In Clarke v CRC [2011] UKFTT 619 (TC), the taxpayer moved out of the family home he had shared with his wife and daughters, and bought and then moved into a property in July 2002. The taxpayer then developed land next to that new property. In order to finance the development, he put the new property on the market in December of that year, and sold it three months later. When the development was finished in July 2003, he moved into the brand new property, where he stayed for two more years until he felt obliged to return to the family home to look after his children.

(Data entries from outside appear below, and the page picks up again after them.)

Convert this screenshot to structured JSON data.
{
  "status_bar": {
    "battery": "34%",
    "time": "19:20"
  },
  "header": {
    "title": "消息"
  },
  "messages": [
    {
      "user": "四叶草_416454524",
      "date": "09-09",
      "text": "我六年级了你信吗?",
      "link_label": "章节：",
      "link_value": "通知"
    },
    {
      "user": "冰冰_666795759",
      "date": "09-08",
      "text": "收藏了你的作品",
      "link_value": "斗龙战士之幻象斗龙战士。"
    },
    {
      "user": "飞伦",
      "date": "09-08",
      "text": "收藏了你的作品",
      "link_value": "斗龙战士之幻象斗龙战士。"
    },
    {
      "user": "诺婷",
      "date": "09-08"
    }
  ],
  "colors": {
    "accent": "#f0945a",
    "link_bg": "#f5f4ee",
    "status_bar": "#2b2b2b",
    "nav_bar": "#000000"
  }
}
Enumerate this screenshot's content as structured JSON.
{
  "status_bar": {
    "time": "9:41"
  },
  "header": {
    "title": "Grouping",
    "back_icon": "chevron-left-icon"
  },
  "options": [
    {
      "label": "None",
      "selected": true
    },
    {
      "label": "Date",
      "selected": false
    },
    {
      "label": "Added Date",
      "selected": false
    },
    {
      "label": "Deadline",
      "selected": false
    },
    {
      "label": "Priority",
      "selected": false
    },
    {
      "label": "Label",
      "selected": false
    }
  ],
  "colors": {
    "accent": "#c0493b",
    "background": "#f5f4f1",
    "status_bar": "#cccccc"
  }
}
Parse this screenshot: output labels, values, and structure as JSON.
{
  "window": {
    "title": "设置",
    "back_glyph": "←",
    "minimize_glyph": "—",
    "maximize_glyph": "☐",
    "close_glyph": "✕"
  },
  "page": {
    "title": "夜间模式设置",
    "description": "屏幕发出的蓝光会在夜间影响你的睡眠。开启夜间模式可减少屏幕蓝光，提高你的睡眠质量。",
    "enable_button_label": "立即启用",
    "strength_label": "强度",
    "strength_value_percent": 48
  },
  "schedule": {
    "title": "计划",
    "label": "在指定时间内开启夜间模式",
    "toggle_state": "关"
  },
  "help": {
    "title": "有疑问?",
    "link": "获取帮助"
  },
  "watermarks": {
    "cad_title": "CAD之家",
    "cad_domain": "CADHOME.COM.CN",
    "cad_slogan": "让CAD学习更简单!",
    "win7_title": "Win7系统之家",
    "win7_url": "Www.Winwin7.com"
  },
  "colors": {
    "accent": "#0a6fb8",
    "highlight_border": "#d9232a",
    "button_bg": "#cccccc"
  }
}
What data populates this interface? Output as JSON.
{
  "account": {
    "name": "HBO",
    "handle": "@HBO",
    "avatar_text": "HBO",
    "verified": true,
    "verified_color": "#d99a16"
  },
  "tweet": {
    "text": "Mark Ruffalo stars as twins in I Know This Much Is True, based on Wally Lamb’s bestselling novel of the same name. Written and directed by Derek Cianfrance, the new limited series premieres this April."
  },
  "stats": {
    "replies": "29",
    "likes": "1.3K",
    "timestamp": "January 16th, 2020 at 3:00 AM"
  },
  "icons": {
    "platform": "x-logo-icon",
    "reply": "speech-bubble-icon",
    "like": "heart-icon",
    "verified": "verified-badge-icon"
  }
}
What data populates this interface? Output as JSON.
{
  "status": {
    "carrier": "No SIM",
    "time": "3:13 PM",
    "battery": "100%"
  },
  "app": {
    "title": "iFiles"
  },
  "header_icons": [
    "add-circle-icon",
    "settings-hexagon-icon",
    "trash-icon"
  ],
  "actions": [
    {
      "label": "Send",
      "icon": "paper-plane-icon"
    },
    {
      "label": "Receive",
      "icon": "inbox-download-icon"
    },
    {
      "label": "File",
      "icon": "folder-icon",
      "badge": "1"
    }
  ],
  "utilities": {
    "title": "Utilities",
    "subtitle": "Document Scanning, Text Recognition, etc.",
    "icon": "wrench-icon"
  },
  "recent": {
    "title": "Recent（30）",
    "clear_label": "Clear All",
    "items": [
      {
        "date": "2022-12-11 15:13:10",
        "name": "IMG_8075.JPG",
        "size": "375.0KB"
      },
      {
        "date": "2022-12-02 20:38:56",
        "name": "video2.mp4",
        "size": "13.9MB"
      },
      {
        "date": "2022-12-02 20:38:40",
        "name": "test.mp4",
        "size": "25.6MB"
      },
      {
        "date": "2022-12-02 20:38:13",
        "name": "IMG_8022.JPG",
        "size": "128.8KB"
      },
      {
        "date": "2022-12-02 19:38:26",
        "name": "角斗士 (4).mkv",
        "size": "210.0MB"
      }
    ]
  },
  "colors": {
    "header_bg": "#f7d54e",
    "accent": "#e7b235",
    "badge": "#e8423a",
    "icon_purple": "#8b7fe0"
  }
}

HMRC argued that Mr Clarke had never intended to live in either of the new properties on a permanent basis, with his short tenure at the first property an obvious factor, so neither of them could be a residence, or eligible for PPR relief. The tribunal was, however, satisfied that both properties were eligible.

Less fortunate (but instructive!) cases
In Bradley v HMRC [2013] UKFTT 131 (TC), the taxpayer left the matrimonial home for a property she also owned. Having re-decorated, etc., she put the property on the market. Eight months later, she and her husband were reconciled and she returned to the matrimonial home. While she argued that she had expected to live in the property indefinitely because of the stagnant property market, the tribunal found that the occupation was lacking in permanence, and denied relief.

In Moore v HMRC [2013] UKFTT 433 (TC), the taxpayer likewise moved into a new property after separating with his wife and lived there for about eight months. However, in correspondence with HMRC, he referred to his occupation as being temporary. The tribunal found that he was ineligible for PPR. 

Practical Tip:
All of these cases involved occupation of a few months, or even weeks. Documentary evidence seems to have helped Mr and Mrs Ellis, and Mr Morgan, but scuppered Mr Moore. It could be argued that a lack of evidence hindered Mrs Bradley. Clearly, these cases can turn on some fine details and it follows that evidence of one’s intentions at the time of occupation can subsequently prove enormously helpful, many years later. 

Lee Sharpe looks at a tax case involving a claim to capital gains tax principal private residence relief, which proved highly embarrassing for HMRC.

This article looks at principal private residence (PPR) relief, also referred to as ‘only or main residence relief’, which usually affords a 100% ‘exemption’ from capital gains tax (CGT). We shall concentrate on one of the key problems for property owners – particularly those who own several properties at a time – which is proving that a property is in fact ‘a residence’ and thereby eligible for relief. We shall consider a handful of the more recent tax cases.

What makes ‘a residence’?
According to HMRC’s Capital Gains manual (at CG64427), the word is not defined for tax purposes, so takes its natural meaning. As such it is, in their words, ‘the dwelling in which that person habitually lives: in
... Shared from Tax Insider: Property Tax ‘Own Goal’
Begin your tax saving journey today

Each month our tax experts reveal FREE tax strategies to help minimise your taxes.

To get Tax Insider tips and updates delivered to your inbox every month simply enter your name and email address below:

Thank you
Thank you for signing up to hear from us!